"I welcomed the opportunity to have the inspections teams here," 139th AW Commander Col. Mike McEnulty said. "We have excellent programs and the teams are here to validate our excellence in these areas."

The main objective of the inspection is to assess areas known as Common Core Compliance Areas (CCCA), which are critical and important to the mission.
The IG team assigned focuses on the validation of the unit's documentation, ensuring compliance among the groups. The grade earned is a snapshot of how each organizational area performs while maintaining compliance to regulations and directives.

Failed unit compliance could result in adverse mission impact. If there is an area that is not in compliance, a plan to correct the deficiency and a target compliance date must be established.

"Constant communication with each (wing organization) kept the ball moving forward at all times," said Lt. Col. Dan Reece, 139th AW exercise evaluation team chief for the UCI. "A lot of guardsmen took time out of their busy schedules to help us out. Not (only) the guard members from within the state, but members across the states."
Members refine their processes in preparation for a UCI.

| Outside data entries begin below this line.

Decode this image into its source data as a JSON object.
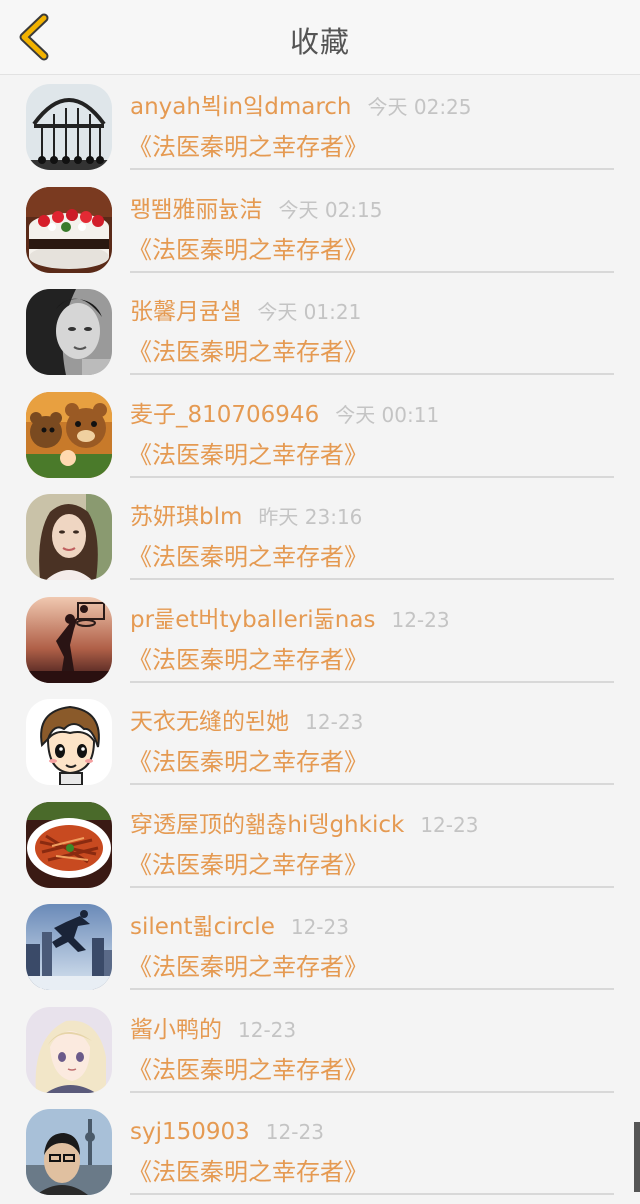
{
  "header": {
    "title": "收藏",
    "back_icon": "chevron-left-icon",
    "accent_color": "#f2b200"
  },
  "colors": {
    "name": "#e59a52",
    "time": "#c4c4c4",
    "book": "#e59a52"
  },
  "items": [
    {
      "name": "anyah뵉in잌dmarch",
      "time": "今天 02:25",
      "book": "《法医秦明之幸存者》",
      "avatar": "gate-avatar"
    },
    {
      "name": "뫵뙘雅丽늀洁",
      "time": "今天 02:15",
      "book": "《法医秦明之幸存者》",
      "avatar": "cake-avatar"
    },
    {
      "name": "张馨月큠섈",
      "time": "今天 01:21",
      "book": "《法医秦明之幸存者》",
      "avatar": "bw-portrait-avatar"
    },
    {
      "name": "麦子_810706946",
      "time": "今天 00:11",
      "book": "《法医秦明之幸存者》",
      "avatar": "cartoon-bears-avatar"
    },
    {
      "name": "苏妍琪blm",
      "time": "昨天 23:16",
      "book": "《法医秦明之幸存者》",
      "avatar": "woman-portrait-avatar"
    },
    {
      "name": "pr릁et버tyballeri둚nas",
      "time": "12-23",
      "book": "《法医秦明之幸存者》",
      "avatar": "basketball-avatar"
    },
    {
      "name": "天衣无缝的된她",
      "time": "12-23",
      "book": "《法医秦明之幸存者》",
      "avatar": "cartoon-boy-avatar"
    },
    {
      "name": "穿透屋顶的홺츊hi뎅ghkick",
      "time": "12-23",
      "book": "《法医秦明之幸存者》",
      "avatar": "food-dish-avatar"
    },
    {
      "name": "silent뢻circle",
      "time": "12-23",
      "book": "《法医秦明之幸存者》",
      "avatar": "city-jump-avatar"
    },
    {
      "name": "酱小鸭的",
      "time": "12-23",
      "book": "《法医秦明之幸存者》",
      "avatar": "anime-girl-avatar"
    },
    {
      "name": "syj150903",
      "time": "12-23",
      "book": "《法医秦明之幸存者》",
      "avatar": "selfie-avatar"
    }
  ]
}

"This is a measurement of how well a guard member is doing their job," said Tech. Sgt. Jackie Moser, a member of 139th Airlift Wing command support staff.
Reece said fostering relationships with other units preparing for UCIs is paramount in ensuring unit success.

The inspection culminated in a satisfactory rating for the wing.
Meanwhile, the 139th Maintenance Group was under the microscope as well, as its members were also going through a Logistics Compliance Assessment Program, or LCAP.

A team of 20 inspectors and six observers watched MXG members go through their paces, inspecting them on nearly 3,600 checklist items over five days. The inspection is conducted by the Air National Guard for maintenance units every four and a half to five years.

"It's the equivalent to an aircrew 'check ride' for maintenance," said Col. Andy Halter, 139th MXG commander. "This inspection is all about how we do our daily jobs (and if we are) in compliance with the technical directives, safety and resource management."
Halter estimated that there was one inspector for every 10 MXG members present during the January UTA.

Major Brian Silver, LCAP Team Chief, noted the fantastic attitudes and outstanding cohesive leadership maintenance personnel. "With over 300 tasks evaluated in the extreme cold weather, it is rare to have zero direct safety violations or technical order discrepancies." "That's what put the maintenance group over the top for an "outstanding" rating, and Halter a new haircut.

On stage in front of cheering maintenance personnel, Halter followed through with a promise to have his head saved if the group received an outstanding rating.
"I couldn't be more proud of the maintenance team and their hard work," said Halter.